I didn't run in Pairs but there was an interesting challenge from the #2 dogwalk to jump #4 that most teams struggled with. Most if not all of the teams kept their dog on their right all the way to the weaves but the problem was that most handlers ran to the end of the dogwalk then the wing on the #3 jump forced them to set a terrible line to #4. Some people were able to get enough ahead and use a 'get out' cue to redirect the dog to #4 but many had general confusion and call-offs. I think the only way to do this nicely with the dog on the right is to have an independent dogwalk and stay back even with the #3 wing and move towards #4 as soon as possible. The more appealing option to me is a front cross after the dogwalk, #3 to #4 with the dog on the left then a front cross to #5. Or maybe a rear cross on the flat between #4 and 5 if I couldn't get far enough ahead for the front. I didn't notice anybody try that but I was jump setting at the other end of the ring and it took me several dogs to notice the challenge so I wasn't paying close attention to all the runs.
The entry for this trial was so small, I was done with my 2 runs by 10:15 a.m. I stayed to work for a bit, stopped for cheap gas and a mocha at the most awesome Bananalope coffee house and was still home by 2:00 p.m. The entry was down by about 50% or so from last year. Could be due to the economy but maybe also some rising discontent with USDAA in general. Hard to say.

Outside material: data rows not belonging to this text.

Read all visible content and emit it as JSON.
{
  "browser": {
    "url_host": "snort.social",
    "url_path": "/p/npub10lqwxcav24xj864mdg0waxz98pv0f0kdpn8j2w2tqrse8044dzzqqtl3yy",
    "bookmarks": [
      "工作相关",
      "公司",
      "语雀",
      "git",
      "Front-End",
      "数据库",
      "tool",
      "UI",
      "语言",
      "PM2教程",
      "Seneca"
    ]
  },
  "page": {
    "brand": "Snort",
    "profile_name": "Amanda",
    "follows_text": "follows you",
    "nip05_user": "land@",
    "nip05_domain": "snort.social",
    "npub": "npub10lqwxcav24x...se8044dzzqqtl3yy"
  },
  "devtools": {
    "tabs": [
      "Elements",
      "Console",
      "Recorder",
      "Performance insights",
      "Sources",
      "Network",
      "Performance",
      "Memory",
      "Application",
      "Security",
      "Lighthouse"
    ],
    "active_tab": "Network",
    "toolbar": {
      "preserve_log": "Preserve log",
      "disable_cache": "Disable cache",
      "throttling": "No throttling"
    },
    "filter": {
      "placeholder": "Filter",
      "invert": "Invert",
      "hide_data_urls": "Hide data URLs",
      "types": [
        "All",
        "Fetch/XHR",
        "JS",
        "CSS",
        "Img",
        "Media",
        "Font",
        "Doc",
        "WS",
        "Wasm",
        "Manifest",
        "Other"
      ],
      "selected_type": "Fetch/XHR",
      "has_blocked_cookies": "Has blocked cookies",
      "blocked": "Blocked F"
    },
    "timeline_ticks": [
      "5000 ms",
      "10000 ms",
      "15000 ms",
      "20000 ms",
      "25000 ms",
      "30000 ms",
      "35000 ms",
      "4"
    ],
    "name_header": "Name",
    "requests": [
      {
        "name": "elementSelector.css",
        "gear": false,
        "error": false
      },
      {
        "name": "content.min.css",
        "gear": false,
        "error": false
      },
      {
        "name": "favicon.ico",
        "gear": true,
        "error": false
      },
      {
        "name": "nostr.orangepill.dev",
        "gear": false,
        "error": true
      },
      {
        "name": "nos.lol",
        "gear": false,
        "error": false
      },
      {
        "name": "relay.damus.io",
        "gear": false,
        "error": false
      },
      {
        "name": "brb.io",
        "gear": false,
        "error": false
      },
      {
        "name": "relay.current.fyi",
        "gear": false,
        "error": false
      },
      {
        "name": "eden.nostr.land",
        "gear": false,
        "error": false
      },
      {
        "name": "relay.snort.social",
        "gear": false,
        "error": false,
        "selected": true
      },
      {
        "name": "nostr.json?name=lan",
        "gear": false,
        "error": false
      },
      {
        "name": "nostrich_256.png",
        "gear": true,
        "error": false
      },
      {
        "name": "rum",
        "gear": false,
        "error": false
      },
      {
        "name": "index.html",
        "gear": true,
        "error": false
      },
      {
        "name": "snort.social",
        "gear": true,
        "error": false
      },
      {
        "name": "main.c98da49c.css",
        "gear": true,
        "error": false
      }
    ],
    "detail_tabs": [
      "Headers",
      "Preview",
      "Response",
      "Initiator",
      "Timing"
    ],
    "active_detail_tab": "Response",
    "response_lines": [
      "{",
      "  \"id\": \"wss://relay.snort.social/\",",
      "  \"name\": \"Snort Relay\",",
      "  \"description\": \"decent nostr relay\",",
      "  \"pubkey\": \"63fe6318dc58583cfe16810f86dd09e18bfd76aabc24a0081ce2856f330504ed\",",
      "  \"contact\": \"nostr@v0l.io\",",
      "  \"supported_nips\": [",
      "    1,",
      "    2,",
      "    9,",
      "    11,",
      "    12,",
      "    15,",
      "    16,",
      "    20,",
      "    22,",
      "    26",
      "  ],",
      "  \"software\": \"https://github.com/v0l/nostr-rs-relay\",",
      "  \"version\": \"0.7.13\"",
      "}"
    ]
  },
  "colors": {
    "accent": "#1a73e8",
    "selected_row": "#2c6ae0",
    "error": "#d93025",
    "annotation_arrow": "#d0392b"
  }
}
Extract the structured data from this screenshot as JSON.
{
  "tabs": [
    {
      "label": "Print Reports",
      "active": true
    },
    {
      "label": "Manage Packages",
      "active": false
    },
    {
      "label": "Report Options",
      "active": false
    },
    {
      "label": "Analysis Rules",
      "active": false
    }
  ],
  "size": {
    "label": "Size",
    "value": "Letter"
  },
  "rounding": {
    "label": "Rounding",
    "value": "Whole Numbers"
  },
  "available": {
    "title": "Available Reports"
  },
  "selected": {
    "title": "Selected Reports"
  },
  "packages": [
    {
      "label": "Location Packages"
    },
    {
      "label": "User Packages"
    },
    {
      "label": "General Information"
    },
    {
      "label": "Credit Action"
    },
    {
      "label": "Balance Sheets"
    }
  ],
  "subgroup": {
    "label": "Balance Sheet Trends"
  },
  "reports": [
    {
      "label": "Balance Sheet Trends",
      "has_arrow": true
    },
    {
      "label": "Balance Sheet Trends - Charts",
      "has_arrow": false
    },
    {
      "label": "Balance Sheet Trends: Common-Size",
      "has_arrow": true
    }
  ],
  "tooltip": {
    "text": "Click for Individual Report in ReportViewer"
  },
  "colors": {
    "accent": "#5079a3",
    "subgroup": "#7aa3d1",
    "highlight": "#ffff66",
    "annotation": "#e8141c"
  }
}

I did have the fun of helping out a newbie a little bit. He had sent an email to the club wanting to join but not knowing anybody to sponsor him so I told him to send me an email telling me about himself and his dog and his interest in agility and I'd sponsor him. I think it's silly needing sponsors at all especially for the newbies but I figured I should ask for some info. in case someone from the club questioned me about him. He ended up coming down from Wyoming to the trial with his lovely BC mix and he asked a bunch of questions, even volunteered to set jumps for some classes and he was a nice guy so I think he'd be a great member. Heck, we need as many guys as we can get to help move the heavy equipment, right? I hope they vote him in, I'm not sure how picky they are about such things and I doubt I'll go to the next meeting.
A weekend off then 2 DOCNA trials in a row. It exhausts me just thinking about it. At least I'm out of Novice in DOCNA, maybe I'll have a fighting chance of keeping up with Rocketman. That is if he doesn't trade me in for some faster, younger thing in the meantime.